» WORK INSTRUCTION
All entries must be repeated exactly; do not include the pictures.

» MATERIAL FOR THIS TASK
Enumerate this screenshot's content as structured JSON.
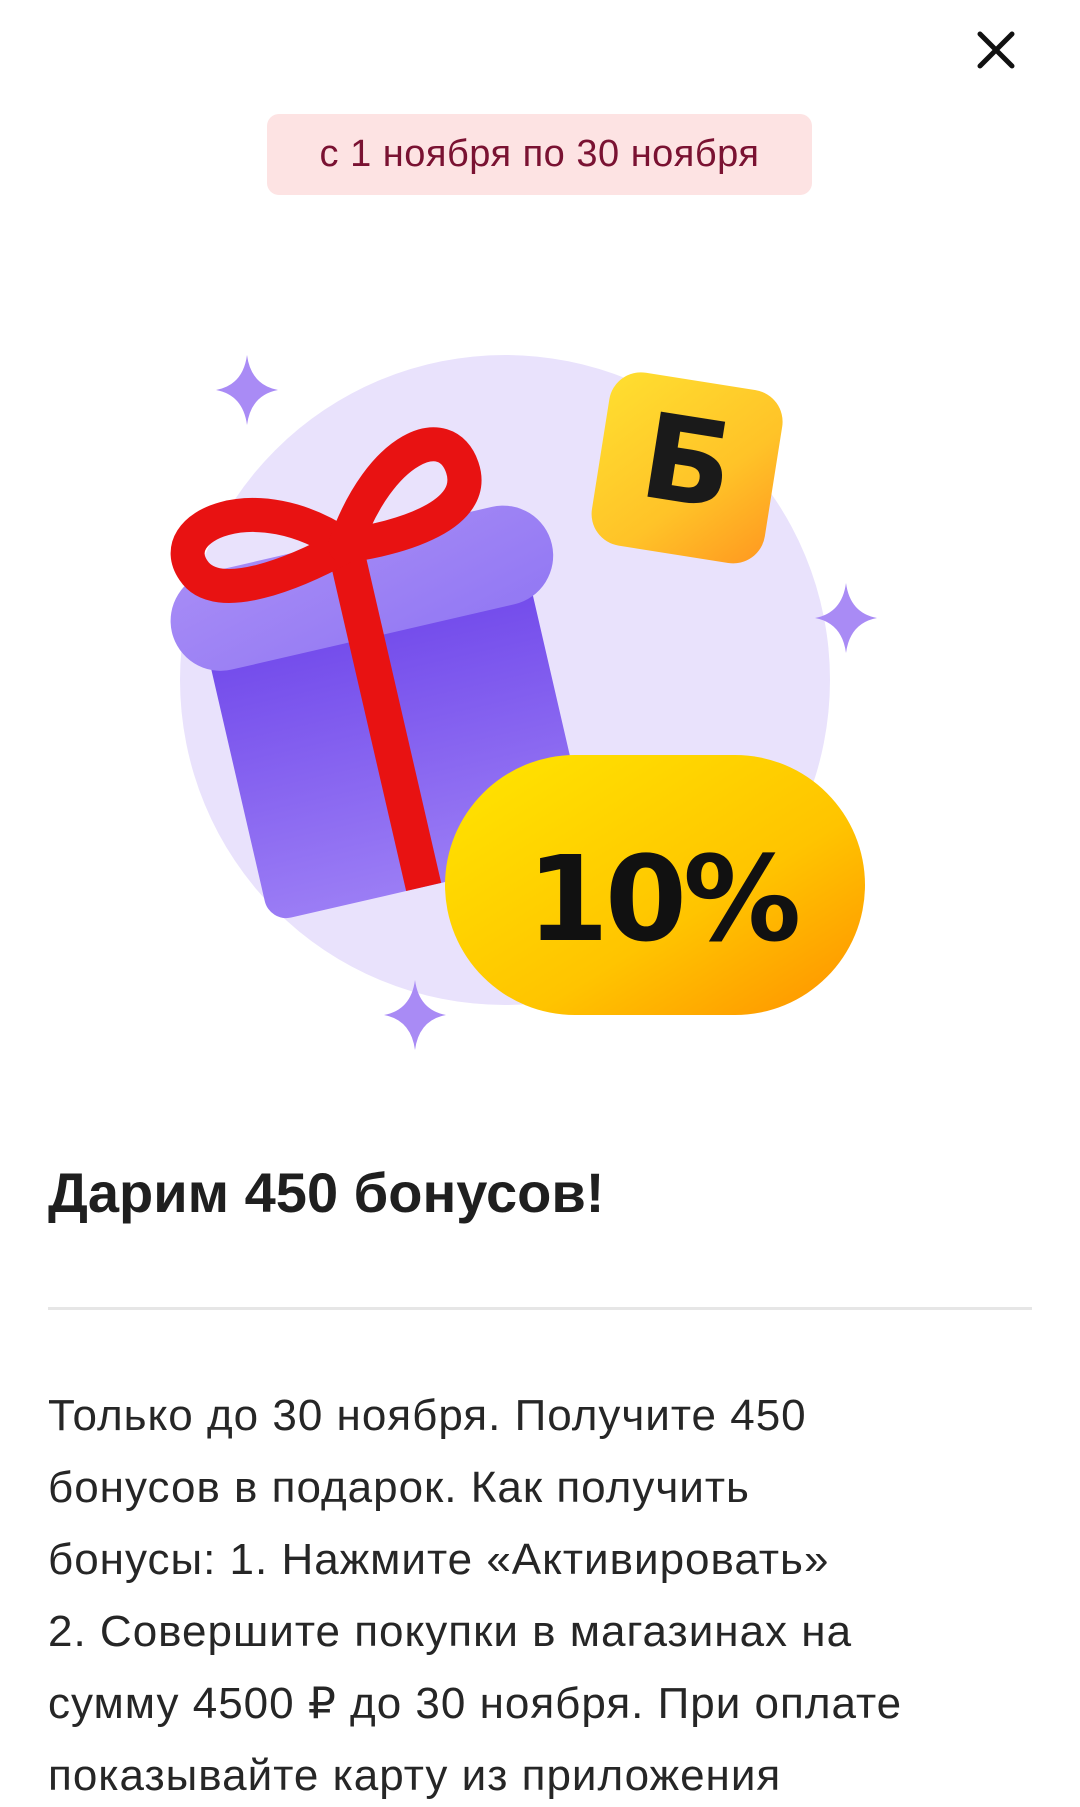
{
  "header": {
    "close_icon": "close-icon"
  },
  "promo": {
    "date_range": "с 1 ноября по 30 ноября",
    "illustration": {
      "coin_letter": "Б",
      "badge_text": "10%",
      "colors": {
        "gift_box": "#7b52f0",
        "ribbon": "#e81212",
        "badge_yellow": "#ffd400",
        "badge_orange": "#ff9a00",
        "sparkle": "#a98bf5",
        "circle_bg": "#e9e2fc"
      }
    },
    "title": "Дарим 450 бонусов!",
    "description_lines": [
      "Только до 30 ноября. Получите 450",
      "бонусов в подарок. Как получить",
      "бонусы: 1. Нажмите «Активировать»",
      "2. Совершите покупки в магазинах на",
      "сумму 4500 ₽ до 30 ноября. При оплате",
      "показывайте карту из приложения"
    ]
  },
  "theme": {
    "badge_bg": "#fde3e3",
    "badge_text": "#7a1232",
    "text": "#1f1f1f"
  }
}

» EXERCISE RESULT
Enumerate this screenshot's content as structured JSON.
{
  "header": {
    "close_icon": "close-icon"
  },
  "promo": {
    "date_range": "с 1 ноября по 30 ноября",
    "illustration": {
      "coin_letter": "Б",
      "badge_text": "10%",
      "colors": {
        "gift_box": "#7b52f0",
        "ribbon": "#e81212",
        "badge_yellow": "#ffd400",
        "badge_orange": "#ff9a00",
        "sparkle": "#a98bf5",
        "circle_bg": "#e9e2fc"
      }
    },
    "title": "Дарим 450 бонусов!",
    "description_lines": [
      "Только до 30 ноября. Получите 450",
      "бонусов в подарок. Как получить",
      "бонусы: 1. Нажмите «Активировать»",
      "2. Совершите покупки в магазинах на",
      "сумму 4500 ₽ до 30 ноября. При оплате",
      "показывайте карту из приложения"
    ]
  },
  "theme": {
    "badge_bg": "#fde3e3",
    "badge_text": "#7a1232",
    "text": "#1f1f1f"
  }
}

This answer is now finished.